Phantasy Star
By Sega
Sega Master System (EU Version)

Published in Computer & Video Games #89

Phantasy Star

In December last year, British Nintendo owners were presented with the Legend Of Zelda, a vast RPG whose cartridge bore a lithium battery so that game positions and player attributes could be saved after the machine was switched off. Phantasy Star is Sega's attempt at a similar type of game, and features the same battery-backed storage system, allowing you to save up to five games on the cartridge at the same time.

In the game you play Alis, a woman out to avenge the death of her brother who was murdered by the soldiers of the evil King Lassic. Her quest in life has become the liberation of the three planets which Lassic holds under his thumb, but she cannot triumph alone. On her journey through the three worlds Alis has to recruit three other characters, all of whom have different strengths, such as magical ability and fighting prowess.
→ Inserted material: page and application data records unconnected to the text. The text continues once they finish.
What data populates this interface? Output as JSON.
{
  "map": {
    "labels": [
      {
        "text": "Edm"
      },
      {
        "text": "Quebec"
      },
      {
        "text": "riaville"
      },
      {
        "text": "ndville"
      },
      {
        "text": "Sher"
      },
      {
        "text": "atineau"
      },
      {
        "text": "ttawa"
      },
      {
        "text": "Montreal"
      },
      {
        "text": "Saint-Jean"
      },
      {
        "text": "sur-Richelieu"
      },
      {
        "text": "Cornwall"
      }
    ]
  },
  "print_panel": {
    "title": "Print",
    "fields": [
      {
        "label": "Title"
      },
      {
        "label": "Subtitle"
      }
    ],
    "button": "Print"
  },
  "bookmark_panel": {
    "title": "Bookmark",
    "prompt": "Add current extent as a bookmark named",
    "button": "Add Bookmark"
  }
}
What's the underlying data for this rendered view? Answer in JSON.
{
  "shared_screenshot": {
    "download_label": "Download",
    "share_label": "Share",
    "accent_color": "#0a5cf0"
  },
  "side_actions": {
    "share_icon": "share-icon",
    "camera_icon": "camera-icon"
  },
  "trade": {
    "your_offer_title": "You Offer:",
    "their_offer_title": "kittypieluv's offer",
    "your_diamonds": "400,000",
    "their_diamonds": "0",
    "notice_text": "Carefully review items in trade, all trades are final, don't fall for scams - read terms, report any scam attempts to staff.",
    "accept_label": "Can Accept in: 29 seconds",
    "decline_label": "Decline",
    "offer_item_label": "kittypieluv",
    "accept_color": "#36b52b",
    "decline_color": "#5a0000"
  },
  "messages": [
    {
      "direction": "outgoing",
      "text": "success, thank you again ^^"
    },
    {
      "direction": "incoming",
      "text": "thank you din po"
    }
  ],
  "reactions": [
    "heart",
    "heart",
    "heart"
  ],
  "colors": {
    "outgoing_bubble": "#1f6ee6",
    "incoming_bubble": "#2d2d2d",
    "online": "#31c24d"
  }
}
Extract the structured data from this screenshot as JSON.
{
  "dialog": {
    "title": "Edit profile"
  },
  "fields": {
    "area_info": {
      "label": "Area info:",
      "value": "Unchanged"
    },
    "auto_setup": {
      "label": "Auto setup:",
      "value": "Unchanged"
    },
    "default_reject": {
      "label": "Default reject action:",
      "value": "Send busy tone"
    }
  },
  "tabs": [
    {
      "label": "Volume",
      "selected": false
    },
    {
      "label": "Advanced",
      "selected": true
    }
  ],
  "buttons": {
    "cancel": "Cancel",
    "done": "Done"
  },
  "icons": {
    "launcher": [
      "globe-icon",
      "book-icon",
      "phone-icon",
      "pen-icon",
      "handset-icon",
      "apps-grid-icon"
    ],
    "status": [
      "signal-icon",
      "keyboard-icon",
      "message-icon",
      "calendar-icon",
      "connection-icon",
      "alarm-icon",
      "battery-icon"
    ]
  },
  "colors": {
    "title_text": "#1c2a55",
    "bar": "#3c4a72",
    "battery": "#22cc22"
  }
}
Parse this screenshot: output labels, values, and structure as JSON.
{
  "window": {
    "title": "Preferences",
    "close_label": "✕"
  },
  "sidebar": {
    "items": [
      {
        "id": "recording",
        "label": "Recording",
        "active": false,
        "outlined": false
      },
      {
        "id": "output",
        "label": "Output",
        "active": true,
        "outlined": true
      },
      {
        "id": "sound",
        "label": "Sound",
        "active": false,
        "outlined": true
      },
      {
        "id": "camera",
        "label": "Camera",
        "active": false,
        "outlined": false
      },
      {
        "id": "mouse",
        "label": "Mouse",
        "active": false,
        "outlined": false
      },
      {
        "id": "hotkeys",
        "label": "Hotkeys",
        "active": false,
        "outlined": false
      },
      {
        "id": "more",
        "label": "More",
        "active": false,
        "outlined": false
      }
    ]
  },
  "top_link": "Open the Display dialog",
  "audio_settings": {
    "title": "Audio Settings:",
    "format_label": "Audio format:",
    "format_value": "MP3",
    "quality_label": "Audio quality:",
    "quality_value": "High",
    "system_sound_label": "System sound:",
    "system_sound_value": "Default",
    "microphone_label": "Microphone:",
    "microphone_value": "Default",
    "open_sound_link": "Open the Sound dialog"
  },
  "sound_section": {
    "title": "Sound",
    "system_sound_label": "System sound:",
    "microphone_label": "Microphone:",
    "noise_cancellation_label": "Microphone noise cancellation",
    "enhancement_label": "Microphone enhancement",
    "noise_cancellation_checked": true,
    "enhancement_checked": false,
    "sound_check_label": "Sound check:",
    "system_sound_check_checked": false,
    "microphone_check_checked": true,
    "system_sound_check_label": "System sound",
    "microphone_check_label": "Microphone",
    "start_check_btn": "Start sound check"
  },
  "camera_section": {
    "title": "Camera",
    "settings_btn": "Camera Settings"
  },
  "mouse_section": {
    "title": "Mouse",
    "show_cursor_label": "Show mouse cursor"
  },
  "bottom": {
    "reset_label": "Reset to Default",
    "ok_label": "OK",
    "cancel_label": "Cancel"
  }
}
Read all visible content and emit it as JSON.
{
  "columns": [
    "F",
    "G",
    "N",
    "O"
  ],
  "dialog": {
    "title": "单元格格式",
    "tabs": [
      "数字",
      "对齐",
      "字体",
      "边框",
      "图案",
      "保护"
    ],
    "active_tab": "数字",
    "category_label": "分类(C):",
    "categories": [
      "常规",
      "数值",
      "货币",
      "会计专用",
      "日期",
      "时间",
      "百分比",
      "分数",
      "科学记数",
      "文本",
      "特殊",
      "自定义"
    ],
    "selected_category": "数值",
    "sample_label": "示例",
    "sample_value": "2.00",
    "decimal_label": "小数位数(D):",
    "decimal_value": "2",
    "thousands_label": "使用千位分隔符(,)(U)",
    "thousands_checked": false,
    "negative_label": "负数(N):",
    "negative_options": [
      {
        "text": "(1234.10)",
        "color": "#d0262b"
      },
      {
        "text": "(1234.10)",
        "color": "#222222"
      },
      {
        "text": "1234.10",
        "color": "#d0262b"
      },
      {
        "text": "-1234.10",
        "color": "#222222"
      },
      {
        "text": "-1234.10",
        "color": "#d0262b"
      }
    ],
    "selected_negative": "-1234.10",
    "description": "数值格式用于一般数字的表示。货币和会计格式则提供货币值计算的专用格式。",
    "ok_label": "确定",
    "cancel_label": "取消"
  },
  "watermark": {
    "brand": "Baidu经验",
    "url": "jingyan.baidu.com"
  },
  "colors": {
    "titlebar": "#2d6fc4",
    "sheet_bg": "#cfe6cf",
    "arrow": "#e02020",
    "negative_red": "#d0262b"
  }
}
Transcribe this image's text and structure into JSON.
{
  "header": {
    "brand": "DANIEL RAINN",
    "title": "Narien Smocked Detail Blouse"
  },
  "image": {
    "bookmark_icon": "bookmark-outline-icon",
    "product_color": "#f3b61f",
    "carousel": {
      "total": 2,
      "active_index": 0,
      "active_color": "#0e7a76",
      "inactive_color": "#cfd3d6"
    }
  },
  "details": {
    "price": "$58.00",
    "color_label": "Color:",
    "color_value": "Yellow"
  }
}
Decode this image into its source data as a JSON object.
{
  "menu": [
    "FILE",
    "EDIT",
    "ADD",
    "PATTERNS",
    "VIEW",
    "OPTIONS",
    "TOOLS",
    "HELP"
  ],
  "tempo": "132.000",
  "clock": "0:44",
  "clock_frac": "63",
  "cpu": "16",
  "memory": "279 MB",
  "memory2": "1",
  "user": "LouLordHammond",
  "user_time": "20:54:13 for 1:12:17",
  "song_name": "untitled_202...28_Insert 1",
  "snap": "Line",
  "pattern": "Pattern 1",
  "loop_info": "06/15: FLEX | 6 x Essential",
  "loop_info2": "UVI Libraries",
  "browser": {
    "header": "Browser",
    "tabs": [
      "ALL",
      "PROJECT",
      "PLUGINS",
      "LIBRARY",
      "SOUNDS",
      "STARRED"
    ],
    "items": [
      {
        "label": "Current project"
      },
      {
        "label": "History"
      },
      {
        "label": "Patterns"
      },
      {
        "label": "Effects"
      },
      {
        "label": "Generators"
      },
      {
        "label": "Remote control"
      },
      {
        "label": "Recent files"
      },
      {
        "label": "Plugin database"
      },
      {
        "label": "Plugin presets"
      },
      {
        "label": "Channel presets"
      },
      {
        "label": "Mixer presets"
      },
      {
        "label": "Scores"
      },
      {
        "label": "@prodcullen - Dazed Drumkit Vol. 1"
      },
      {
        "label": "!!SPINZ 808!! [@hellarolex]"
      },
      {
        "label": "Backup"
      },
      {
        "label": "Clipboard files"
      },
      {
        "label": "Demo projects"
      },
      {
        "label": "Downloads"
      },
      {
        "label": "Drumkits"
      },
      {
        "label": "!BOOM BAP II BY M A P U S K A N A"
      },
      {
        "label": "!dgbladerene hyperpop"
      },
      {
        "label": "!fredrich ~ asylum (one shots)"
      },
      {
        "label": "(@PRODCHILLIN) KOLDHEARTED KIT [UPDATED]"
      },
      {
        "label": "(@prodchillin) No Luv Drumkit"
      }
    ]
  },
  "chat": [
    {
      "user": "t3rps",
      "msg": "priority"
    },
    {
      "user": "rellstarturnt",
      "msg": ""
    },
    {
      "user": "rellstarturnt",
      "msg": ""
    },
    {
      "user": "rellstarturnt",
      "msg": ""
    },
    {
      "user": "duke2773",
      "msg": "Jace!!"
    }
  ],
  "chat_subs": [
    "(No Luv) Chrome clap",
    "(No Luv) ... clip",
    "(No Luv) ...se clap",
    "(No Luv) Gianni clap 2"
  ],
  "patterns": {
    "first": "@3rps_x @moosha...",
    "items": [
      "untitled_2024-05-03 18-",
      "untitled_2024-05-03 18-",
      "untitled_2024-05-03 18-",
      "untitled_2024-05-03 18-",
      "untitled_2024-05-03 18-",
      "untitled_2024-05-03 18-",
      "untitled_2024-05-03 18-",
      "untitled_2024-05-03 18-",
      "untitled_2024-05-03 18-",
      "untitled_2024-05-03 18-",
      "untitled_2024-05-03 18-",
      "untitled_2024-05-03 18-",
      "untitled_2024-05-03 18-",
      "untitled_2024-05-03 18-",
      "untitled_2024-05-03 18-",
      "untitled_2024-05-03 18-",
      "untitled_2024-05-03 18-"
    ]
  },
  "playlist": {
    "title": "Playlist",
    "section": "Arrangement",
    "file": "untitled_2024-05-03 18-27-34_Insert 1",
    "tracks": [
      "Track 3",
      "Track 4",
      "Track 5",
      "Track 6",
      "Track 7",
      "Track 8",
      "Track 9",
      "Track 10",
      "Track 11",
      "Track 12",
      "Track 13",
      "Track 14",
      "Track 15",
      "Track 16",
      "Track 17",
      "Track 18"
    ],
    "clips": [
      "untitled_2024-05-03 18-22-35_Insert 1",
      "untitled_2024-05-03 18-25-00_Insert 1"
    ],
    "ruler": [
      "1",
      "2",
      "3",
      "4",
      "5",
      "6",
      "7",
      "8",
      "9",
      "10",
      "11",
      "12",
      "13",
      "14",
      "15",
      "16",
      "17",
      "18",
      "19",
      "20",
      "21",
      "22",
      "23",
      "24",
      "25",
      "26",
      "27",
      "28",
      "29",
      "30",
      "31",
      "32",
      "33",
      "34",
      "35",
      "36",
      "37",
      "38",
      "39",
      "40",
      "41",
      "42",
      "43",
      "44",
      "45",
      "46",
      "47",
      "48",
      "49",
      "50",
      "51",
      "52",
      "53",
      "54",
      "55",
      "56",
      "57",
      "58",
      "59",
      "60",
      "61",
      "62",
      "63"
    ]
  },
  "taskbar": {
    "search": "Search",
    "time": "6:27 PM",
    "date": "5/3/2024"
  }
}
You start the game in the town, where you can buy provisions, weapons or trade at a kind of pawn shop. Any people you meet willingly give out clues as to the location of characters and objects. As you venture outside the cities, your party is prone to random attacks from the denizens of forests, plains and seas.

Phantasy Star

Interaction with other creatures and characters in such situations is via a menu system, which, as menu systems go, is very easy to use, allowing fast and accurate selections during battle situations, and providing all the commands you need.

Graphics throughout the game are very good - particularly those which depict the monsters. There are also some very nice set pieces, such as the scrolling 3D mazes which run under some cities.

The save game facility comes in very handy during play, especially at the start of the game when Alis' feeble weapons are poor protection against some of the nastier beasts. On the whole, Phantasy Star offers pretty much everything a role-playing enthusiast could ask from a Sega. It has puzzles, battles, lots of interaction and a fair bit of depth.

My only reservation about recommending it is its monumental price tag - forty quid seems a lot to pay, even if you do get a big game and a battery-backed memory system. Real RPG fans should definitely check Phantasy Star out, but anyone with just a passing interest in this type of game might not feel they're getting their money's worth.